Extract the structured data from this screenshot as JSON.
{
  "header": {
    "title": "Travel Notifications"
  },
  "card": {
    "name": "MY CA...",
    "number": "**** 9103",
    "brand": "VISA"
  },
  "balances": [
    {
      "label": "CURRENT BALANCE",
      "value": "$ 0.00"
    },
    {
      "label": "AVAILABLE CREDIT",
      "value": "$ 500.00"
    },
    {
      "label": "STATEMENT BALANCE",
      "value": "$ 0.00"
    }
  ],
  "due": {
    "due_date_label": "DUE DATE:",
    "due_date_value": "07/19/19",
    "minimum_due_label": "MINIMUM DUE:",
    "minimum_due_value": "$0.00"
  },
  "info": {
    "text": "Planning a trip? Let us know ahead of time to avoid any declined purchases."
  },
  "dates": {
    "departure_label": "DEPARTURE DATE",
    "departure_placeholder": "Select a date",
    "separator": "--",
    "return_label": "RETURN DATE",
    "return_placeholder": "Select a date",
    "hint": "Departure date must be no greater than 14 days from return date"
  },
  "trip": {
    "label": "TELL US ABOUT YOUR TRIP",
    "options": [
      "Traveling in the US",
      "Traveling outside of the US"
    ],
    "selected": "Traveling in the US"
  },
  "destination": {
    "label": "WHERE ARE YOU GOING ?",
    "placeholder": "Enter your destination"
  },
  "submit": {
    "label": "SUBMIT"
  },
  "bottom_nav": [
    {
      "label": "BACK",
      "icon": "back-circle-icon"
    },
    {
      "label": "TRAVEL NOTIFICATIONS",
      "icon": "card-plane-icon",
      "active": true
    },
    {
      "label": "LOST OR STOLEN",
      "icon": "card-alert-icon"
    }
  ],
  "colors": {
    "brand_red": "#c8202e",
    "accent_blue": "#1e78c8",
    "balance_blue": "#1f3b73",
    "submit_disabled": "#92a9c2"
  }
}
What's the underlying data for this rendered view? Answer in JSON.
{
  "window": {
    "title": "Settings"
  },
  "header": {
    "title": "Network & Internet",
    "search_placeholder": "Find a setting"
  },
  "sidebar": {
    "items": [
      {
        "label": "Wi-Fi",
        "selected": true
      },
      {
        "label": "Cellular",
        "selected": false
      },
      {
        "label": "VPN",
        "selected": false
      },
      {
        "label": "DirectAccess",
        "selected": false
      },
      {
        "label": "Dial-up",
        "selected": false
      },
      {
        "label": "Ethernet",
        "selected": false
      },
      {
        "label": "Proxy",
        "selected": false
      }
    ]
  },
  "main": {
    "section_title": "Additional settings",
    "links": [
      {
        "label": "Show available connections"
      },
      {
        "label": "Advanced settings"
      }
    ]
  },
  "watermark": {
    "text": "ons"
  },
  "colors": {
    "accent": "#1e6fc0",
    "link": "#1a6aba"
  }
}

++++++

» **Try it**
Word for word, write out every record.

» **Solved exercise**
Extract the structured data from this screenshot as JSON.
{
  "header": {
    "title": "Travel Notifications"
  },
  "card": {
    "name": "MY CA...",
    "number": "**** 9103",
    "brand": "VISA"
  },
  "balances": [
    {
      "label": "CURRENT BALANCE",
      "value": "$ 0.00"
    },
    {
      "label": "AVAILABLE CREDIT",
      "value": "$ 500.00"
    },
    {
      "label": "STATEMENT BALANCE",
      "value": "$ 0.00"
    }
  ],
  "due": {
    "due_date_label": "DUE DATE:",
    "due_date_value": "07/19/19",
    "minimum_due_label": "MINIMUM DUE:",
    "minimum_due_value": "$0.00"
  },
  "info": {
    "text": "Planning a trip? Let us know ahead of time to avoid any declined purchases."
  },
  "dates": {
    "departure_label": "DEPARTURE DATE",
    "departure_placeholder": "Select a date",
    "separator": "--",
    "return_label": "RETURN DATE",
    "return_placeholder": "Select a date",
    "hint": "Departure date must be no greater than 14 days from return date"
  },
  "trip": {
    "label": "TELL US ABOUT YOUR TRIP",
    "options": [
      "Traveling in the US",
      "Traveling outside of the US"
    ],
    "selected": "Traveling in the US"
  },
  "destination": {
    "label": "WHERE ARE YOU GOING ?",
    "placeholder": "Enter your destination"
  },
  "submit": {
    "label": "SUBMIT"
  },
  "bottom_nav": [
    {
      "label": "BACK",
      "icon": "back-circle-icon"
    },
    {
      "label": "TRAVEL NOTIFICATIONS",
      "icon": "card-plane-icon",
      "active": true
    },
    {
      "label": "LOST OR STOLEN",
      "icon": "card-alert-icon"
    }
  ],
  "colors": {
    "brand_red": "#c8202e",
    "accent_blue": "#1e78c8",
    "balance_blue": "#1f3b73",
    "submit_disabled": "#92a9c2"
  }
}
What's the underlying data for this rendered view? Answer in JSON.
{
  "window": {
    "title": "Settings"
  },
  "header": {
    "title": "Network & Internet",
    "search_placeholder": "Find a setting"
  },
  "sidebar": {
    "items": [
      {
        "label": "Wi-Fi",
        "selected": true
      },
      {
        "label": "Cellular",
        "selected": false
      },
      {
        "label": "VPN",
        "selected": false
      },
      {
        "label": "DirectAccess",
        "selected": false
      },
      {
        "label": "Dial-up",
        "selected": false
      },
      {
        "label": "Ethernet",
        "selected": false
      },
      {
        "label": "Proxy",
        "selected": false
      }
    ]
  },
  "main": {
    "section_title": "Additional settings",
    "links": [
      {
        "label": "Show available connections"
      },
      {
        "label": "Advanced settings"
      }
    ]
  },
  "watermark": {
    "text": "ons"
  },
  "colors": {
    "accent": "#1e6fc0",
    "link": "#1a6aba"
  }
}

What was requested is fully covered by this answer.